◆ Directions
Reproduce verbatim all of the data given below, but do not carry over the images.

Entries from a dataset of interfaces
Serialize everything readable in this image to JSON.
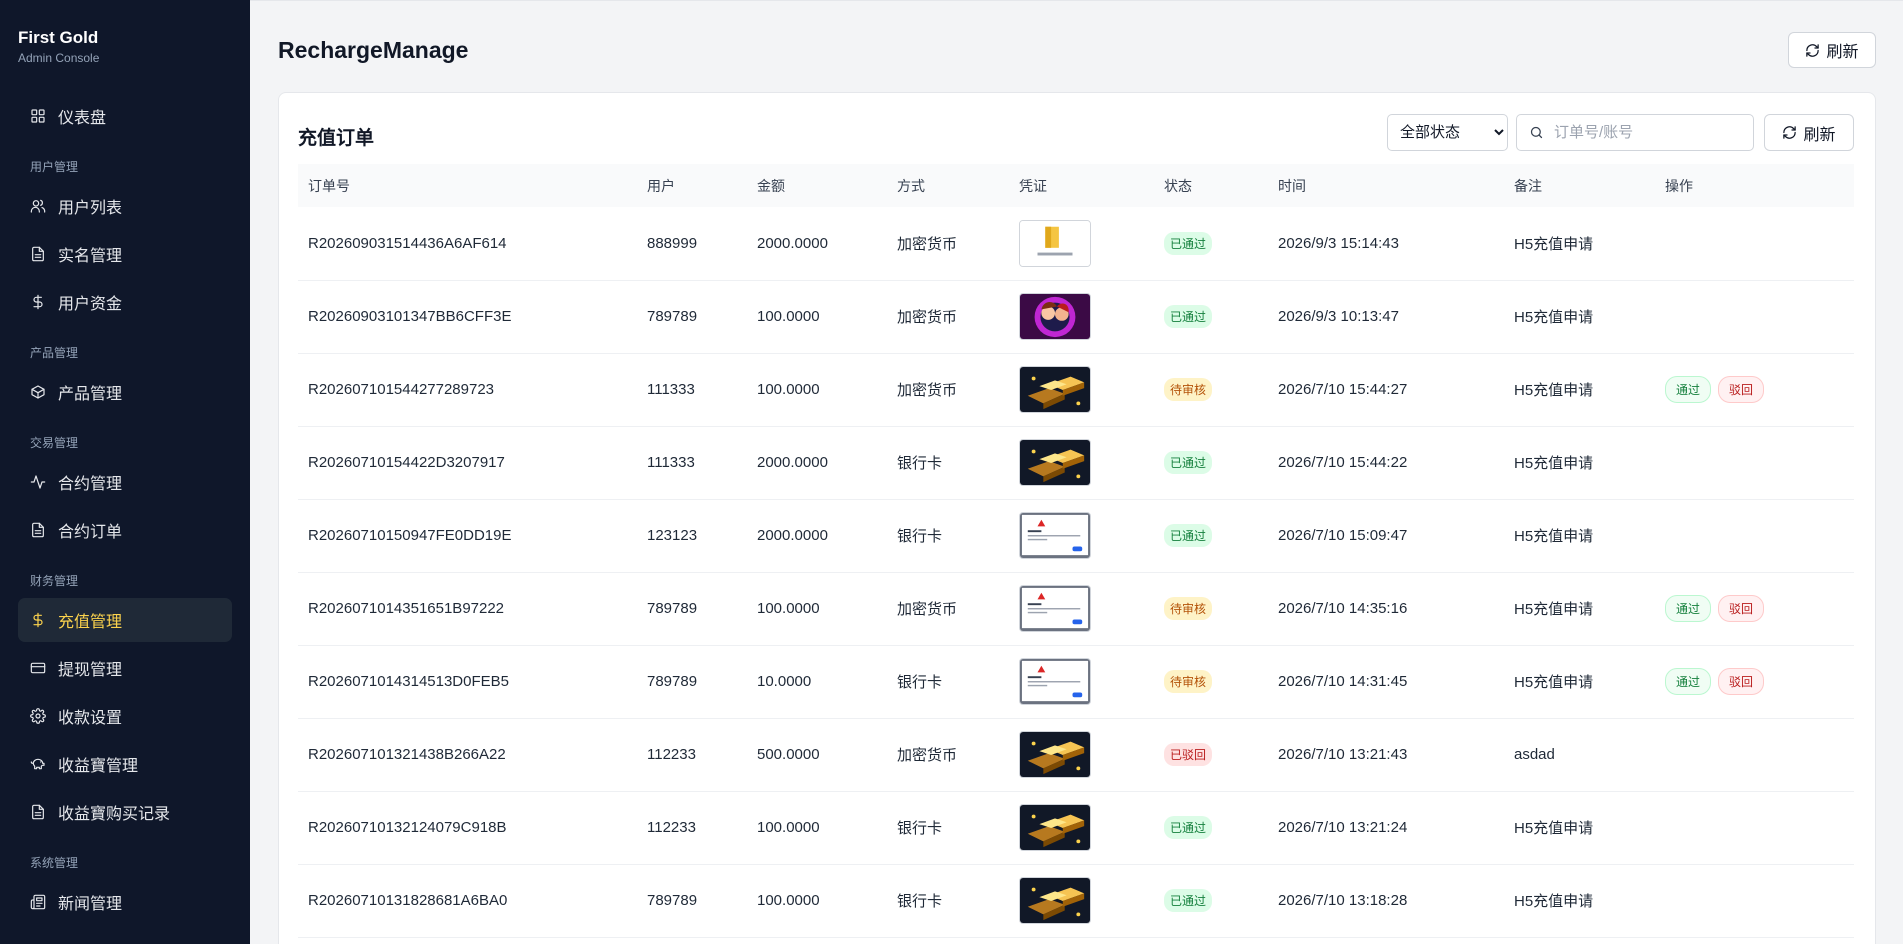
{
  "brand": {
    "title": "First Gold",
    "subtitle": "Admin Console"
  },
  "sidebar": {
    "items": [
      {
        "type": "item",
        "label": "仪表盘",
        "icon": "dashboard-icon"
      },
      {
        "type": "group",
        "label": "用户管理"
      },
      {
        "type": "item",
        "label": "用户列表",
        "icon": "users-icon"
      },
      {
        "type": "item",
        "label": "实名管理",
        "icon": "document-icon"
      },
      {
        "type": "item",
        "label": "用户资金",
        "icon": "dollar-icon"
      },
      {
        "type": "group",
        "label": "产品管理"
      },
      {
        "type": "item",
        "label": "产品管理",
        "icon": "box-icon"
      },
      {
        "type": "group",
        "label": "交易管理"
      },
      {
        "type": "item",
        "label": "合约管理",
        "icon": "activity-icon"
      },
      {
        "type": "item",
        "label": "合约订单",
        "icon": "document-icon"
      },
      {
        "type": "group",
        "label": "财务管理"
      },
      {
        "type": "item",
        "label": "充值管理",
        "icon": "dollar-icon",
        "active": true
      },
      {
        "type": "item",
        "label": "提现管理",
        "icon": "card-icon"
      },
      {
        "type": "item",
        "label": "收款设置",
        "icon": "gear-icon"
      },
      {
        "type": "item",
        "label": "收益寶管理",
        "icon": "piggy-bank-icon"
      },
      {
        "type": "item",
        "label": "收益寶购买记录",
        "icon": "document-icon"
      },
      {
        "type": "group",
        "label": "系统管理"
      },
      {
        "type": "item",
        "label": "新闻管理",
        "icon": "news-icon"
      }
    ]
  },
  "header": {
    "title": "RechargeManage",
    "refresh_label": "刷新"
  },
  "card": {
    "title": "充值订单",
    "status_filter": {
      "selected": "全部状态"
    },
    "search": {
      "placeholder": "订单号/账号",
      "value": ""
    },
    "refresh_label": "刷新"
  },
  "table": {
    "columns": [
      "订单号",
      "用户",
      "金额",
      "方式",
      "凭证",
      "状态",
      "时间",
      "备注",
      "操作"
    ],
    "rows": [
      {
        "order_no": "R202609031514436A6AF614",
        "user": "888999",
        "amount": "2000.0000",
        "method": "加密货币",
        "voucher": "folder",
        "status": "已通过",
        "status_kind": "ok",
        "time": "2026/9/3 15:14:43",
        "note": "H5充值申请",
        "actions": []
      },
      {
        "order_no": "R20260903101347BB6CFF3E",
        "user": "789789",
        "amount": "100.0000",
        "method": "加密货币",
        "voucher": "portrait",
        "status": "已通过",
        "status_kind": "ok",
        "time": "2026/9/3 10:13:47",
        "note": "H5充值申请",
        "actions": []
      },
      {
        "order_no": "R202607101544277289723",
        "user": "111333",
        "amount": "100.0000",
        "method": "加密货币",
        "voucher": "gold",
        "status": "待审核",
        "status_kind": "pending",
        "time": "2026/7/10 15:44:27",
        "note": "H5充值申请",
        "actions": [
          "通过",
          "驳回"
        ]
      },
      {
        "order_no": "R20260710154422D3207917",
        "user": "111333",
        "amount": "2000.0000",
        "method": "银行卡",
        "voucher": "gold",
        "status": "已通过",
        "status_kind": "ok",
        "time": "2026/7/10 15:44:22",
        "note": "H5充值申请",
        "actions": []
      },
      {
        "order_no": "R20260710150947FE0DD19E",
        "user": "123123",
        "amount": "2000.0000",
        "method": "银行卡",
        "voucher": "dialog",
        "status": "已通过",
        "status_kind": "ok",
        "time": "2026/7/10 15:09:47",
        "note": "H5充值申请",
        "actions": []
      },
      {
        "order_no": "R2026071014351651B97222",
        "user": "789789",
        "amount": "100.0000",
        "method": "加密货币",
        "voucher": "dialog",
        "status": "待审核",
        "status_kind": "pending",
        "time": "2026/7/10 14:35:16",
        "note": "H5充值申请",
        "actions": [
          "通过",
          "驳回"
        ]
      },
      {
        "order_no": "R2026071014314513D0FEB5",
        "user": "789789",
        "amount": "10.0000",
        "method": "银行卡",
        "voucher": "dialog",
        "status": "待审核",
        "status_kind": "pending",
        "time": "2026/7/10 14:31:45",
        "note": "H5充值申请",
        "actions": [
          "通过",
          "驳回"
        ]
      },
      {
        "order_no": "R202607101321438B266A22",
        "user": "112233",
        "amount": "500.0000",
        "method": "加密货币",
        "voucher": "gold",
        "status": "已驳回",
        "status_kind": "rejected",
        "time": "2026/7/10 13:21:43",
        "note": "asdad",
        "actions": []
      },
      {
        "order_no": "R20260710132124079C918B",
        "user": "112233",
        "amount": "100.0000",
        "method": "银行卡",
        "voucher": "gold",
        "status": "已通过",
        "status_kind": "ok",
        "time": "2026/7/10 13:21:24",
        "note": "H5充值申请",
        "actions": []
      },
      {
        "order_no": "R20260710131828681A6BA0",
        "user": "789789",
        "amount": "100.0000",
        "method": "银行卡",
        "voucher": "gold",
        "status": "已通过",
        "status_kind": "ok",
        "time": "2026/7/10 13:18:28",
        "note": "H5充值申请",
        "actions": []
      }
    ]
  },
  "colors": {
    "sidebar_bg": "#0f172a",
    "active_text": "#fcd34d",
    "approve": "#15803d",
    "reject": "#b91c1c",
    "pending": "#b45309"
  }
}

◆ Exercise response
Serialize everything readable in this image to JSON.
{
  "brand": {
    "title": "First Gold",
    "subtitle": "Admin Console"
  },
  "sidebar": {
    "items": [
      {
        "type": "item",
        "label": "仪表盘",
        "icon": "dashboard-icon"
      },
      {
        "type": "group",
        "label": "用户管理"
      },
      {
        "type": "item",
        "label": "用户列表",
        "icon": "users-icon"
      },
      {
        "type": "item",
        "label": "实名管理",
        "icon": "document-icon"
      },
      {
        "type": "item",
        "label": "用户资金",
        "icon": "dollar-icon"
      },
      {
        "type": "group",
        "label": "产品管理"
      },
      {
        "type": "item",
        "label": "产品管理",
        "icon": "box-icon"
      },
      {
        "type": "group",
        "label": "交易管理"
      },
      {
        "type": "item",
        "label": "合约管理",
        "icon": "activity-icon"
      },
      {
        "type": "item",
        "label": "合约订单",
        "icon": "document-icon"
      },
      {
        "type": "group",
        "label": "财务管理"
      },
      {
        "type": "item",
        "label": "充值管理",
        "icon": "dollar-icon",
        "active": true
      },
      {
        "type": "item",
        "label": "提现管理",
        "icon": "card-icon"
      },
      {
        "type": "item",
        "label": "收款设置",
        "icon": "gear-icon"
      },
      {
        "type": "item",
        "label": "收益寶管理",
        "icon": "piggy-bank-icon"
      },
      {
        "type": "item",
        "label": "收益寶购买记录",
        "icon": "document-icon"
      },
      {
        "type": "group",
        "label": "系统管理"
      },
      {
        "type": "item",
        "label": "新闻管理",
        "icon": "news-icon"
      }
    ]
  },
  "header": {
    "title": "RechargeManage",
    "refresh_label": "刷新"
  },
  "card": {
    "title": "充值订单",
    "status_filter": {
      "selected": "全部状态"
    },
    "search": {
      "placeholder": "订单号/账号",
      "value": ""
    },
    "refresh_label": "刷新"
  },
  "table": {
    "columns": [
      "订单号",
      "用户",
      "金额",
      "方式",
      "凭证",
      "状态",
      "时间",
      "备注",
      "操作"
    ],
    "rows": [
      {
        "order_no": "R202609031514436A6AF614",
        "user": "888999",
        "amount": "2000.0000",
        "method": "加密货币",
        "voucher": "folder",
        "status": "已通过",
        "status_kind": "ok",
        "time": "2026/9/3 15:14:43",
        "note": "H5充值申请",
        "actions": []
      },
      {
        "order_no": "R20260903101347BB6CFF3E",
        "user": "789789",
        "amount": "100.0000",
        "method": "加密货币",
        "voucher": "portrait",
        "status": "已通过",
        "status_kind": "ok",
        "time": "2026/9/3 10:13:47",
        "note": "H5充值申请",
        "actions": []
      },
      {
        "order_no": "R202607101544277289723",
        "user": "111333",
        "amount": "100.0000",
        "method": "加密货币",
        "voucher": "gold",
        "status": "待审核",
        "status_kind": "pending",
        "time": "2026/7/10 15:44:27",
        "note": "H5充值申请",
        "actions": [
          "通过",
          "驳回"
        ]
      },
      {
        "order_no": "R20260710154422D3207917",
        "user": "111333",
        "amount": "2000.0000",
        "method": "银行卡",
        "voucher": "gold",
        "status": "已通过",
        "status_kind": "ok",
        "time": "2026/7/10 15:44:22",
        "note": "H5充值申请",
        "actions": []
      },
      {
        "order_no": "R20260710150947FE0DD19E",
        "user": "123123",
        "amount": "2000.0000",
        "method": "银行卡",
        "voucher": "dialog",
        "status": "已通过",
        "status_kind": "ok",
        "time": "2026/7/10 15:09:47",
        "note": "H5充值申请",
        "actions": []
      },
      {
        "order_no": "R2026071014351651B97222",
        "user": "789789",
        "amount": "100.0000",
        "method": "加密货币",
        "voucher": "dialog",
        "status": "待审核",
        "status_kind": "pending",
        "time": "2026/7/10 14:35:16",
        "note": "H5充值申请",
        "actions": [
          "通过",
          "驳回"
        ]
      },
      {
        "order_no": "R2026071014314513D0FEB5",
        "user": "789789",
        "amount": "10.0000",
        "method": "银行卡",
        "voucher": "dialog",
        "status": "待审核",
        "status_kind": "pending",
        "time": "2026/7/10 14:31:45",
        "note": "H5充值申请",
        "actions": [
          "通过",
          "驳回"
        ]
      },
      {
        "order_no": "R202607101321438B266A22",
        "user": "112233",
        "amount": "500.0000",
        "method": "加密货币",
        "voucher": "gold",
        "status": "已驳回",
        "status_kind": "rejected",
        "time": "2026/7/10 13:21:43",
        "note": "asdad",
        "actions": []
      },
      {
        "order_no": "R20260710132124079C918B",
        "user": "112233",
        "amount": "100.0000",
        "method": "银行卡",
        "voucher": "gold",
        "status": "已通过",
        "status_kind": "ok",
        "time": "2026/7/10 13:21:24",
        "note": "H5充值申请",
        "actions": []
      },
      {
        "order_no": "R20260710131828681A6BA0",
        "user": "789789",
        "amount": "100.0000",
        "method": "银行卡",
        "voucher": "gold",
        "status": "已通过",
        "status_kind": "ok",
        "time": "2026/7/10 13:18:28",
        "note": "H5充值申请",
        "actions": []
      }
    ]
  },
  "colors": {
    "sidebar_bg": "#0f172a",
    "active_text": "#fcd34d",
    "approve": "#15803d",
    "reject": "#b91c1c",
    "pending": "#b45309"
  }
}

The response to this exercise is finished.